Had enough viewing? Head back down the trail to the Lake Alice Rd. trailhead and beyond. Notice the two unmarked trails (covered in wood chips) which enter to the right side as you return. Both connect to the trail system out of Snoqualmie Ridge, just over the ridge. They have an extensive walking trail system. These two trails connect to the Deep Creek Trail, which runs along the side of the ridge. One leg up will take you to Azalea Park on the other side.
Once past Lake Alice Rd, the next point of interest is …
A SMALL TRESTLE, GE: N47.54579 W121.89897
Just a small wooden trestle over a small ravine out on the hillside. However, as the big one over the river is gone, it will have to do. From there another 0.2 miles puts you on …
THE SEVEN SWITCHBACKS, GE: N47.54446 W121.90273
It must have been an impressive trestle. There is a bench right at where the abutment once stood. TrailBear has been on the web, looking for a photo of the trestle – but no joy. Notice the sign commanding: HORSE AND BICYLE RIDERS DISMOUNT. A hot mountain biker probably could ride it down, but those are tight switchbacks and the terrain is steep. Just the sort of thing that would appeal.
Trudging up the switchbacks is mom, small daughter and smaller son. Mom is carrying smaller son’s bike and pushing hers. Daughter is doing OK pushing her bike. Very little whining. They just do it and gain the top and take a break. Nice to have a bench there. Nicer to have an ice cream stand.
TrailBear leaves you at this point. The afternoon is HOT and TB wants his nap in the shade. So, back to the Lake Alice Rd. trailhead and some shade time.
NOTES ON THE RIDE …
The trailbed gets an A. Smooth and no extreme grades until you hit the missing trestle. Root heaves in places.
Facilities - C. Lake Alice Rd. is a decent dry trailhead. The one at Preston gets a B. It has water and flushies.
Scenery – B. Lots of trees merits a C, but viewpoints and trestle are worth a B.
The Snoqualmie Ridge section would work well with kids.
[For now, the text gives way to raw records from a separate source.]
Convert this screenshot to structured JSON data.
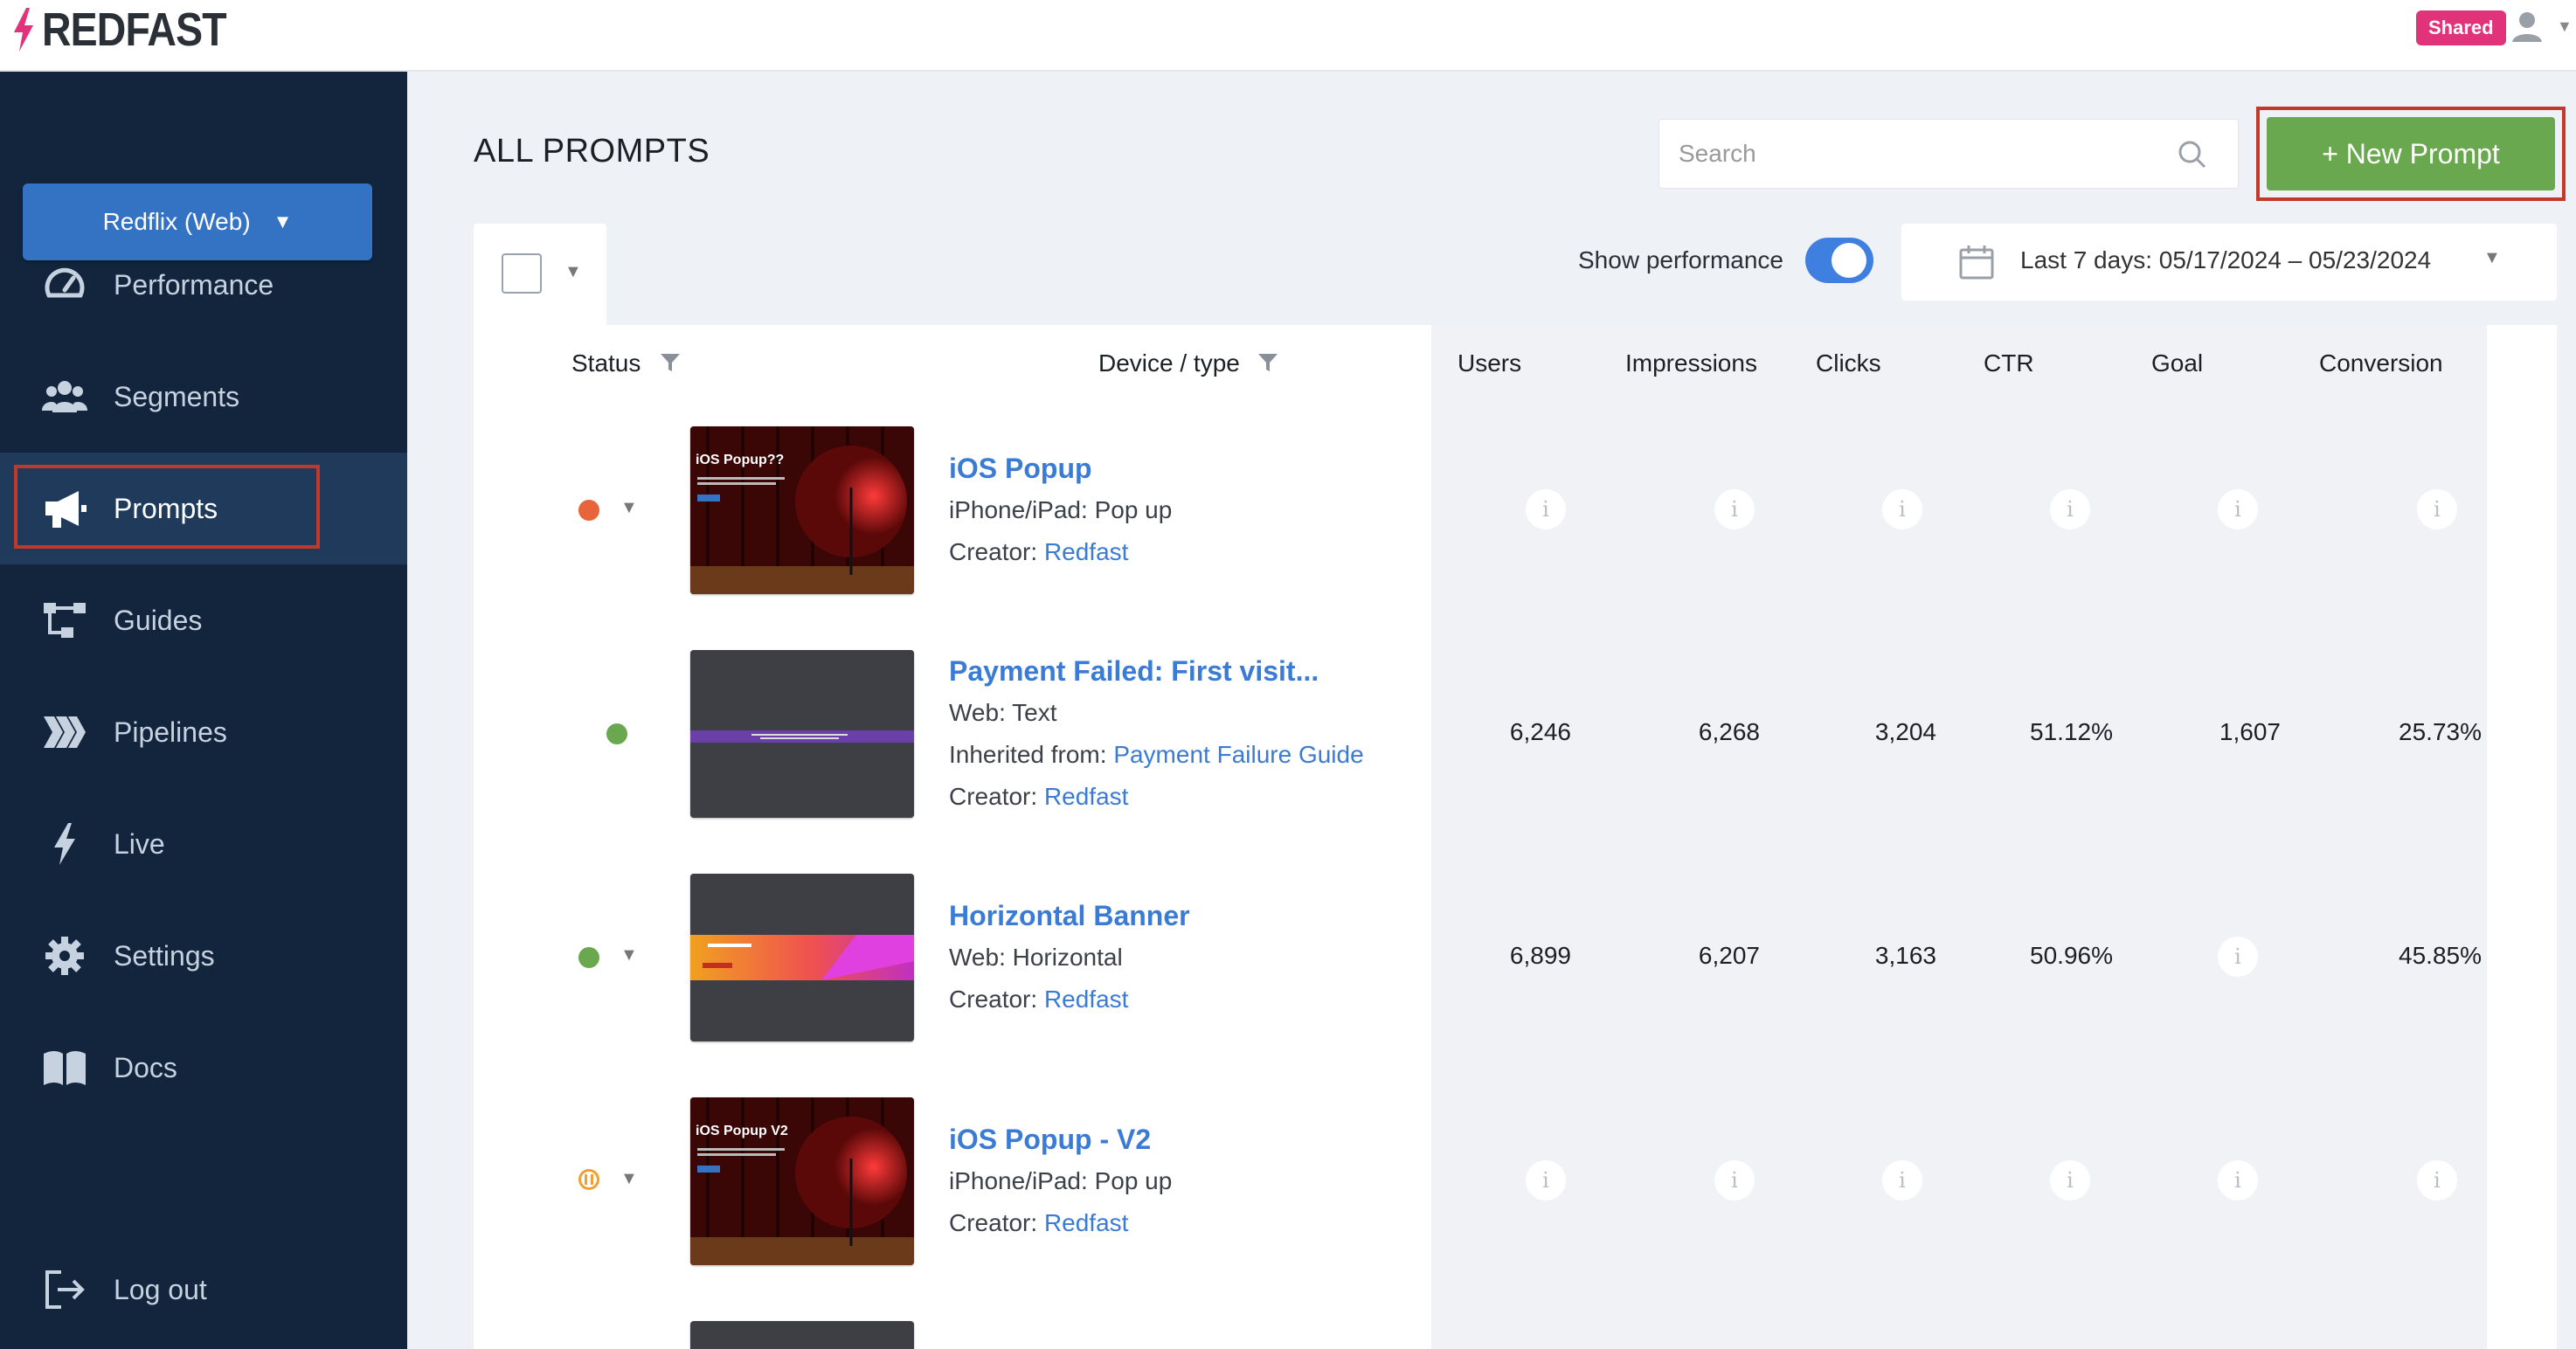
{
  "app": {
    "logo_text": "REDFAST",
    "shared_badge": "Shared"
  },
  "sidebar": {
    "app_selector": "Redflix (Web)",
    "items": [
      {
        "label": "Performance",
        "icon": "gauge-icon"
      },
      {
        "label": "Segments",
        "icon": "users-icon"
      },
      {
        "label": "Prompts",
        "icon": "megaphone-icon",
        "active": true
      },
      {
        "label": "Guides",
        "icon": "flow-icon"
      },
      {
        "label": "Pipelines",
        "icon": "pipelines-icon"
      },
      {
        "label": "Live",
        "icon": "bolt-icon"
      },
      {
        "label": "Settings",
        "icon": "gear-icon"
      },
      {
        "label": "Docs",
        "icon": "book-icon"
      }
    ],
    "logout": "Log out"
  },
  "header": {
    "title": "ALL PROMPTS",
    "search_placeholder": "Search",
    "new_prompt": "+ New Prompt"
  },
  "toolbar": {
    "show_performance": "Show performance",
    "show_performance_on": true,
    "date_range": "Last 7 days: 05/17/2024 – 05/23/2024"
  },
  "table": {
    "columns": {
      "status": "Status",
      "device_type": "Device / type",
      "users": "Users",
      "impressions": "Impressions",
      "clicks": "Clicks",
      "ctr": "CTR",
      "goal": "Goal",
      "conversion": "Conversion"
    },
    "rows": [
      {
        "name": "iOS Popup",
        "thumb_title": "iOS Popup??",
        "type": "iPhone/iPad: Pop up",
        "creator_label": "Creator: ",
        "creator": "Redfast",
        "status_color": "#e8643a",
        "metrics": {
          "users": "",
          "impressions": "",
          "clicks": "",
          "ctr": "",
          "goal": "",
          "conversion": ""
        }
      },
      {
        "name": "Payment Failed: First visit...",
        "type": "Web: Text",
        "inherited_label": "Inherited from: ",
        "inherited": "Payment Failure Guide",
        "creator_label": "Creator: ",
        "creator": "Redfast",
        "status_color": "#6aa84f",
        "metrics": {
          "users": "6,246",
          "impressions": "6,268",
          "clicks": "3,204",
          "ctr": "51.12%",
          "goal": "1,607",
          "conversion": "25.73%"
        }
      },
      {
        "name": "Horizontal Banner",
        "type": "Web: Horizontal",
        "creator_label": "Creator: ",
        "creator": "Redfast",
        "status_color": "#6aa84f",
        "metrics": {
          "users": "6,899",
          "impressions": "6,207",
          "clicks": "3,163",
          "ctr": "50.96%",
          "goal": "",
          "conversion": "45.85%"
        }
      },
      {
        "name": "iOS Popup - V2",
        "thumb_title": "iOS Popup V2",
        "type": "iPhone/iPad: Pop up",
        "creator_label": "Creator: ",
        "creator": "Redfast",
        "status_color": "#f0a030",
        "metrics": {
          "users": "",
          "impressions": "",
          "clicks": "",
          "ctr": "",
          "goal": "",
          "conversion": ""
        }
      }
    ]
  },
  "colors": {
    "sidebar_bg": "#12253d",
    "primary": "#3472c4",
    "success": "#6aa84f",
    "link": "#3a7bd5",
    "badge": "#e0337a"
  }
}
No extreme terrain or distances. For larger kids, consider the switchbacks and the whole trail. It would be about a 12 mile out n back.
Offering encouragement from his sloth chair